━━━ Material supplied ━━━

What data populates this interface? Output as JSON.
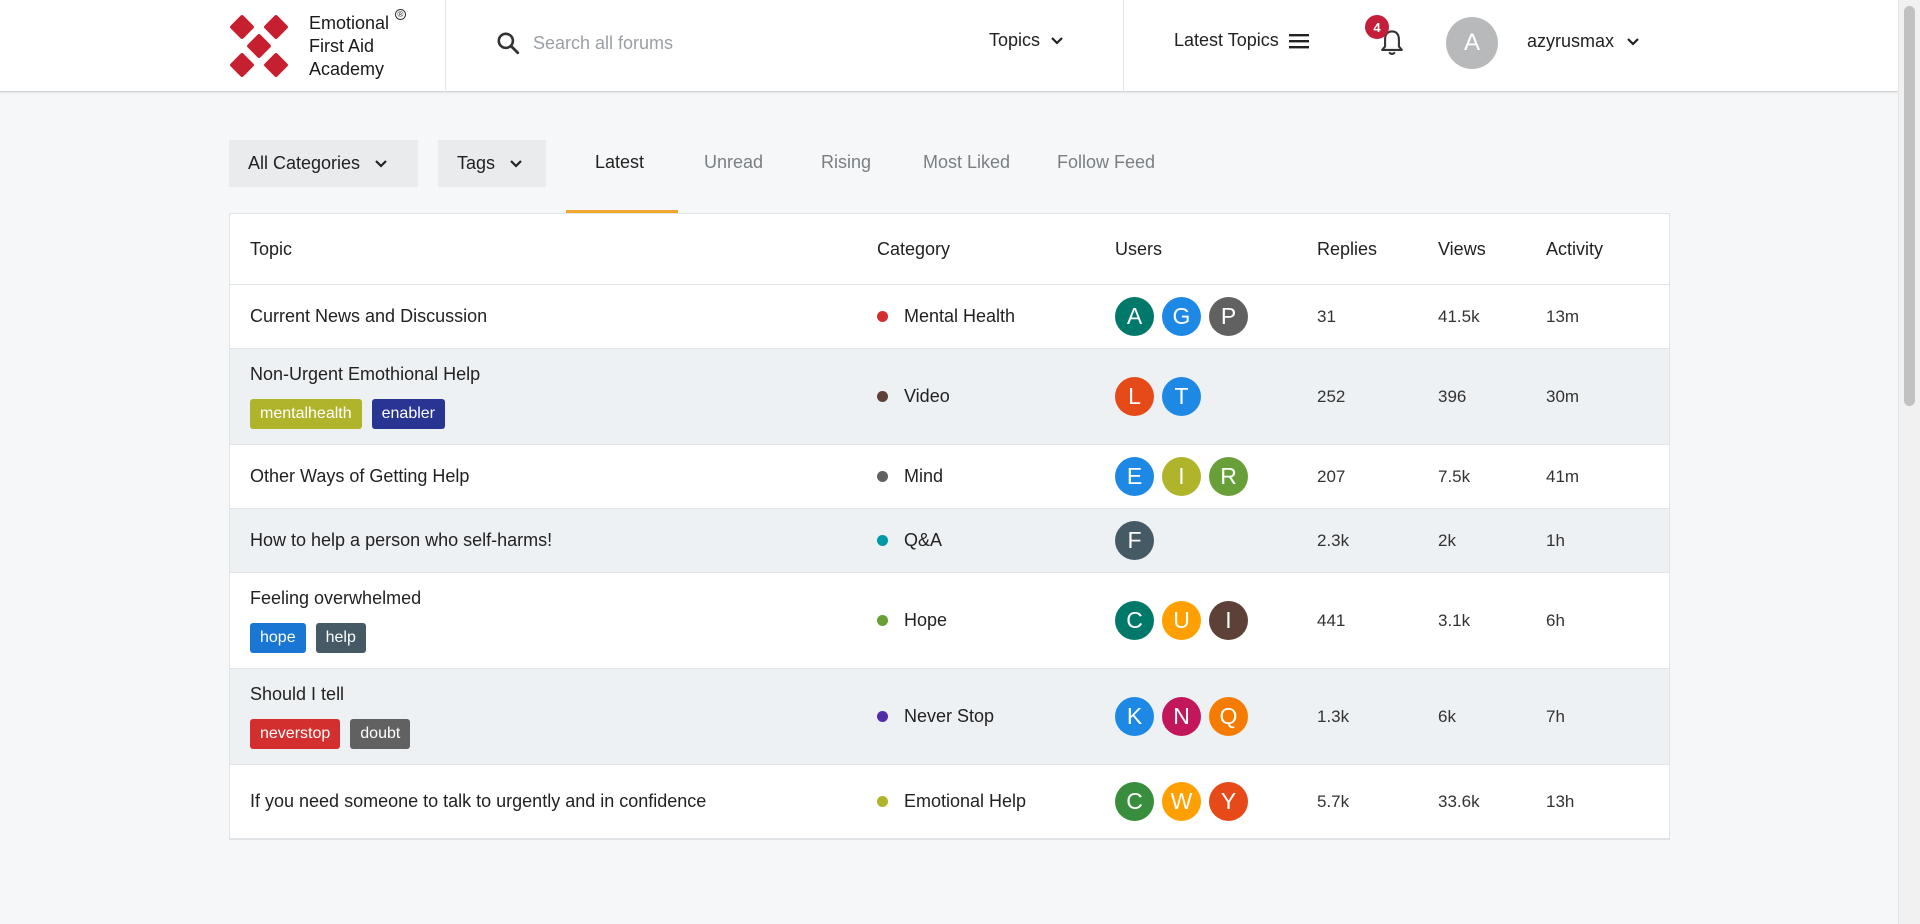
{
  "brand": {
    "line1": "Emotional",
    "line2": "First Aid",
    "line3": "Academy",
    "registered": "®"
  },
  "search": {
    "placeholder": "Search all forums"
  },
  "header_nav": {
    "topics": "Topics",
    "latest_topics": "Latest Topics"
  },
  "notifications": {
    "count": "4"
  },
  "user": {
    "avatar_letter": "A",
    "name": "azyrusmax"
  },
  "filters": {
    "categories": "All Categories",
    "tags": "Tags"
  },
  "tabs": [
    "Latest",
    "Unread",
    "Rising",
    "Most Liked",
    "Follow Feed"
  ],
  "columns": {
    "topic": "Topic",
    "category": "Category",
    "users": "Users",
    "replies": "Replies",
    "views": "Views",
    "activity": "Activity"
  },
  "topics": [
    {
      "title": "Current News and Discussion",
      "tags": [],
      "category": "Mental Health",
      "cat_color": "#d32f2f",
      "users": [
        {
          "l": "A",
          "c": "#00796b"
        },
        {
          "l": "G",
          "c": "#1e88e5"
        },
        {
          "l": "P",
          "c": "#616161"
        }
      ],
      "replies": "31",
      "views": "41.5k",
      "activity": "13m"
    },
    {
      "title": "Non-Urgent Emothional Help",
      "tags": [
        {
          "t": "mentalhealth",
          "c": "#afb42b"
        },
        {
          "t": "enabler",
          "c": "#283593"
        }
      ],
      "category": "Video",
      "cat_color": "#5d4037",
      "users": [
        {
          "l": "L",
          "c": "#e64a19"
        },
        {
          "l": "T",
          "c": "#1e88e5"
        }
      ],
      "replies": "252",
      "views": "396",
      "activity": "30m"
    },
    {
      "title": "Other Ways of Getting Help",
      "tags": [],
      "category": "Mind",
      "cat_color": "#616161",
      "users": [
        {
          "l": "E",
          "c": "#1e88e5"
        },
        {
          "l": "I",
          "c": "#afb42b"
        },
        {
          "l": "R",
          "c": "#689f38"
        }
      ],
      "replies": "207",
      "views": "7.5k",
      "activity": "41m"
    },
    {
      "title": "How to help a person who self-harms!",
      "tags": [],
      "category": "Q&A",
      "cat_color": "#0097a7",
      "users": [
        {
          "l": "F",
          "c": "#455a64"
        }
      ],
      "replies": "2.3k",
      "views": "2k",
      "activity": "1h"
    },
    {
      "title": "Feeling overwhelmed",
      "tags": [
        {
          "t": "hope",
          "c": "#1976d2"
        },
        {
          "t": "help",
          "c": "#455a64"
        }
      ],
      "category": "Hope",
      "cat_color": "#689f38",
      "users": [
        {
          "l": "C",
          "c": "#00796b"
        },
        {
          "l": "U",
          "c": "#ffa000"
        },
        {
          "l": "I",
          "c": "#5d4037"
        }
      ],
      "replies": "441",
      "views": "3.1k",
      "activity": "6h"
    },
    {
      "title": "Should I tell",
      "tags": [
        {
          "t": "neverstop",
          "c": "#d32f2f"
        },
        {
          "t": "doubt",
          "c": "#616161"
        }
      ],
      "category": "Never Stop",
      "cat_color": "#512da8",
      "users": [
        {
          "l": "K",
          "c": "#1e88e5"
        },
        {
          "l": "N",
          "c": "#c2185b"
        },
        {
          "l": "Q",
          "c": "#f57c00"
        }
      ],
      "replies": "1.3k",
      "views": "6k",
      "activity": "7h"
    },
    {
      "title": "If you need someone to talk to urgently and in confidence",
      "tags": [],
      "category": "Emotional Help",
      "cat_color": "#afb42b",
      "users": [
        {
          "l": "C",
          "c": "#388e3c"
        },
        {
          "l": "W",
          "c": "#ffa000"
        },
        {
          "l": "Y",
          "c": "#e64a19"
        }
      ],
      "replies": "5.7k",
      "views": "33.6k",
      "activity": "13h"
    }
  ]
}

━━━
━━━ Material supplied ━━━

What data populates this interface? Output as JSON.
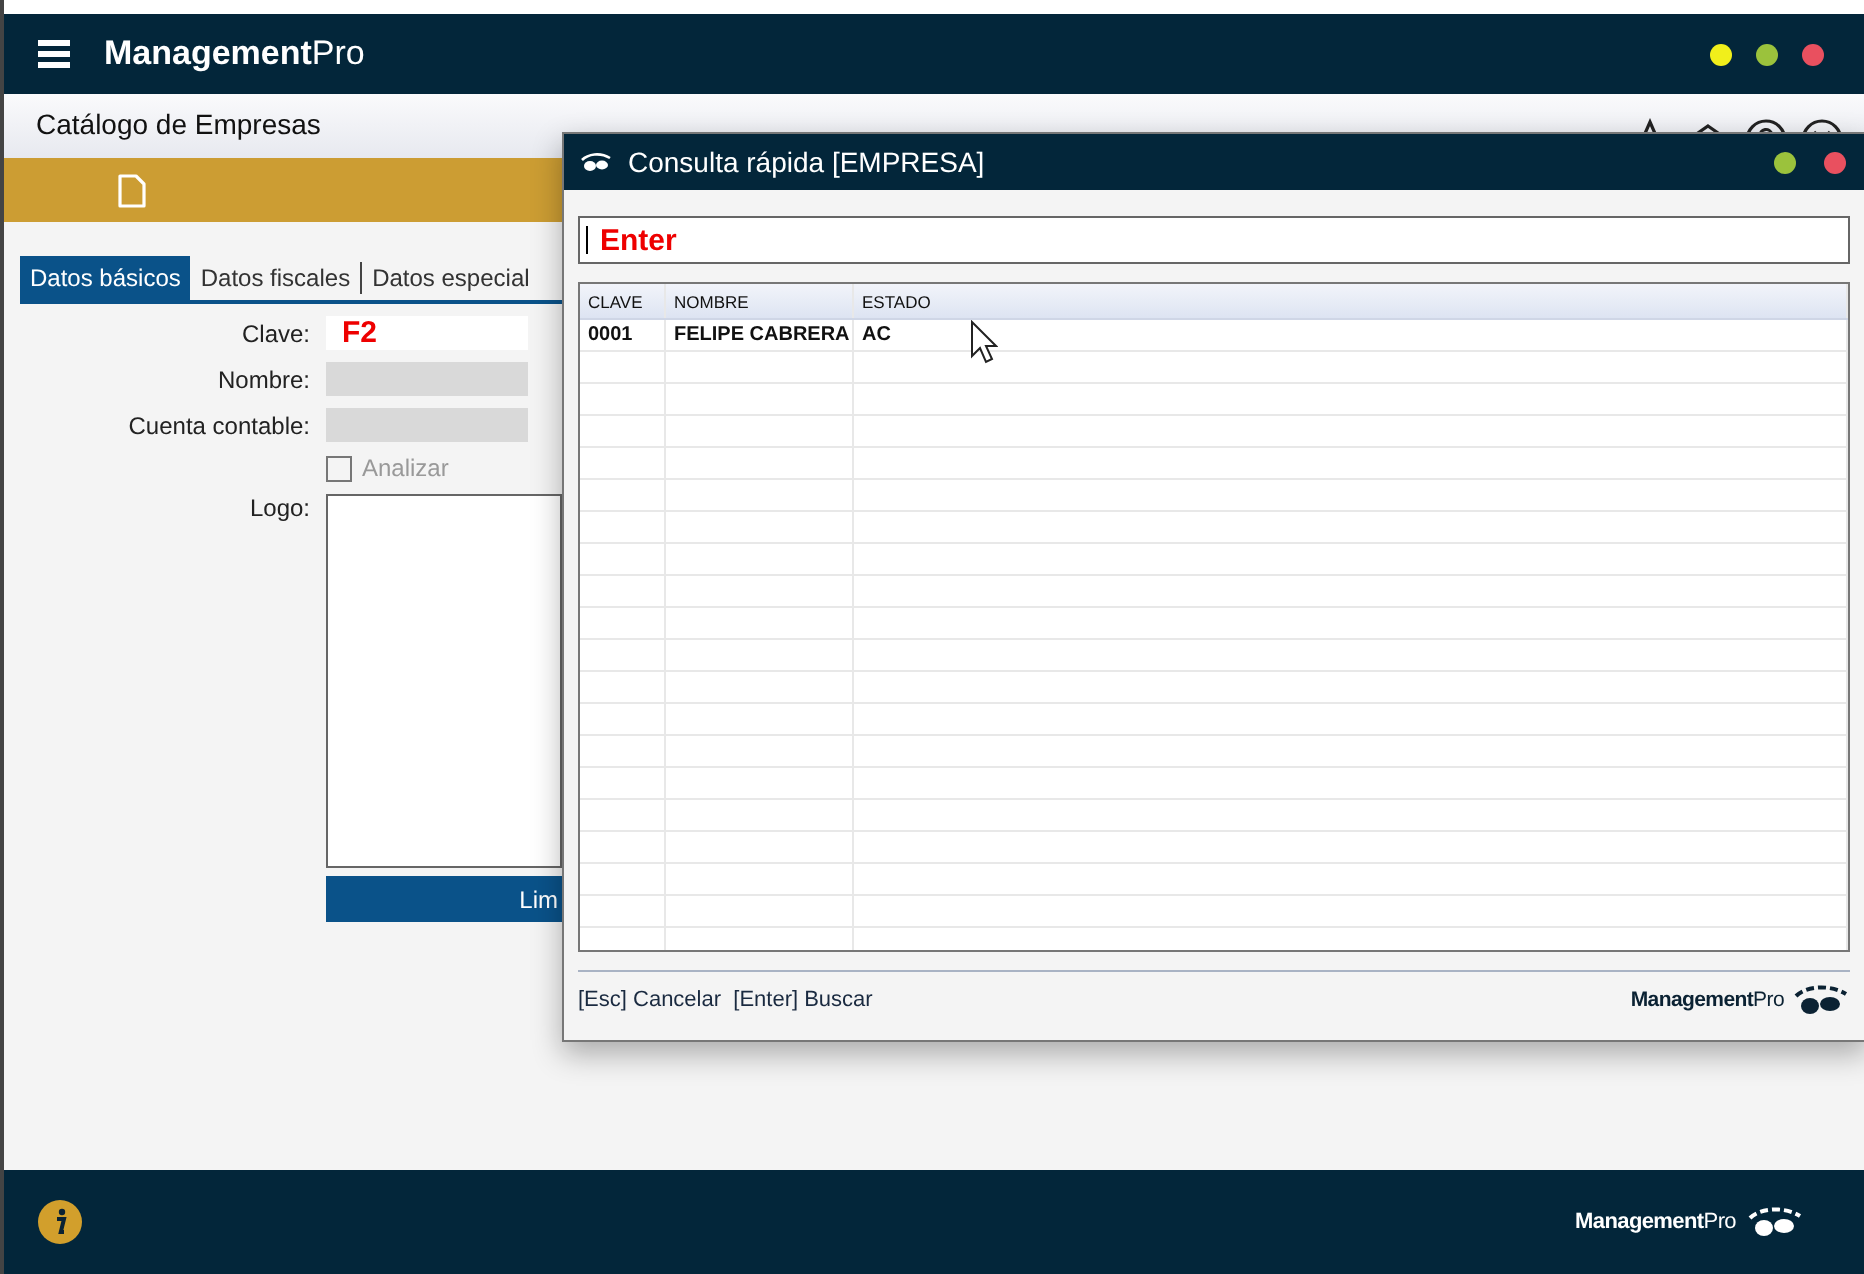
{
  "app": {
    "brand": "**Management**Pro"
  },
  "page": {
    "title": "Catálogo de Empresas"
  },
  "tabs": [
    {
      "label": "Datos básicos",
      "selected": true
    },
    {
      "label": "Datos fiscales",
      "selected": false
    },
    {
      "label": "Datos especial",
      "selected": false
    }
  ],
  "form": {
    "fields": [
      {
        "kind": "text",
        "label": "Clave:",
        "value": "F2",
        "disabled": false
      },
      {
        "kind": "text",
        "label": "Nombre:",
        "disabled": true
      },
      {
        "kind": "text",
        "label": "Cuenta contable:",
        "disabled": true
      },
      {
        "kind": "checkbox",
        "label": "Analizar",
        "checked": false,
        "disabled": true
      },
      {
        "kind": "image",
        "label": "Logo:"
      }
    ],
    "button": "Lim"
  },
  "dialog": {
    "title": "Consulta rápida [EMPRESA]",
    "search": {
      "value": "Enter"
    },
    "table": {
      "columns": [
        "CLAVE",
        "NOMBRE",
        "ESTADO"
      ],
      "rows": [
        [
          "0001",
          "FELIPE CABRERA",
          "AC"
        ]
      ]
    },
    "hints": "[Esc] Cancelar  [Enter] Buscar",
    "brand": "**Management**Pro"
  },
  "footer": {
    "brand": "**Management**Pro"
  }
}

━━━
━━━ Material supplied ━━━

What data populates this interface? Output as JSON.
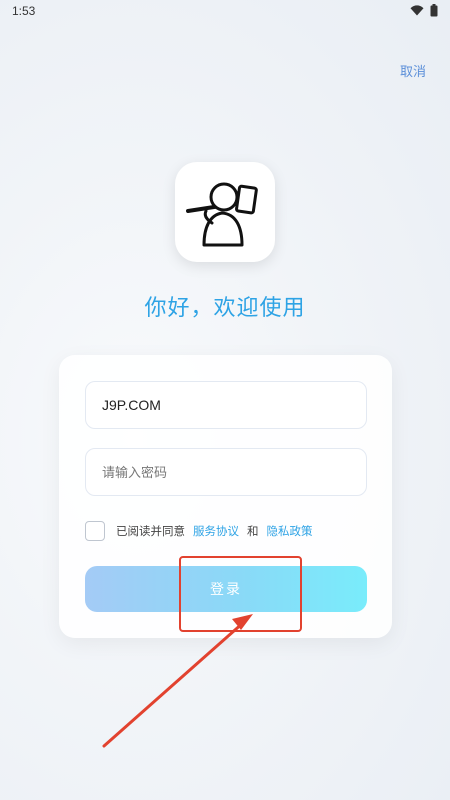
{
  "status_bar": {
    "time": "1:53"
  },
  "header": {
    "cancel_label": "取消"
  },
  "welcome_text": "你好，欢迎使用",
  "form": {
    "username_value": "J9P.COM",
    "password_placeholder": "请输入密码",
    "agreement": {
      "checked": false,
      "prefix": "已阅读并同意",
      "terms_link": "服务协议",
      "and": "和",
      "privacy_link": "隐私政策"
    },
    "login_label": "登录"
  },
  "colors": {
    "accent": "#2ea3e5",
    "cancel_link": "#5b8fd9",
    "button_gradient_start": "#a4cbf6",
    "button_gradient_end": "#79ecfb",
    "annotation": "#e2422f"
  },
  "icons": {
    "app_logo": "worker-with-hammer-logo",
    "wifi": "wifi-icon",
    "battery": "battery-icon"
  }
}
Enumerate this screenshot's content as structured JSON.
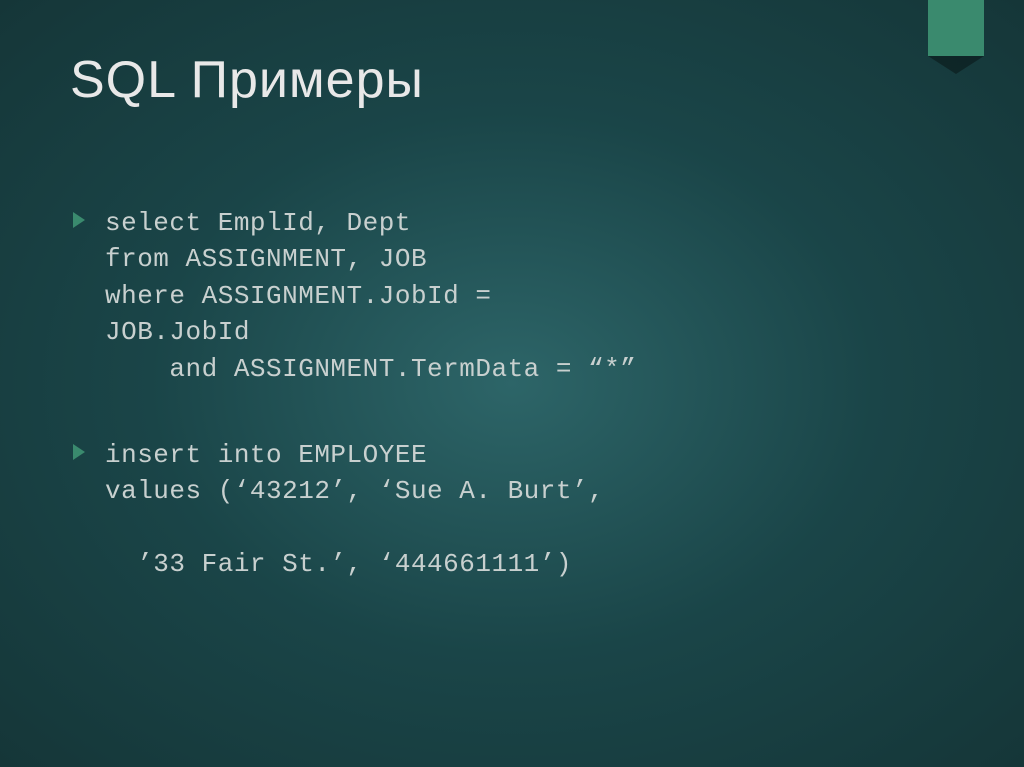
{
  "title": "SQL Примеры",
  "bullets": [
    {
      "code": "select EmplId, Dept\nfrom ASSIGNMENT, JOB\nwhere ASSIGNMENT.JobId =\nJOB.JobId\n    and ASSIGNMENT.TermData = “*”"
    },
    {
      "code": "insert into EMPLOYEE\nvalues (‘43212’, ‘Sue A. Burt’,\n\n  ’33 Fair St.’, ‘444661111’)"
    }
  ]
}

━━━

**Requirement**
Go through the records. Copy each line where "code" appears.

**Your solution**
      "code": "select EmplId, Dept\nfrom ASSIGNMENT, JOB\nwhere ASSIGNMENT.JobId =\nJOB.JobId\n    and ASSIGNMENT.TermData = “*”"
      "code": "insert into EMPLOYEE\nvalues (‘43212’, ‘Sue A. Burt’,\n\n  ’33 Fair St.’, ‘444661111’)"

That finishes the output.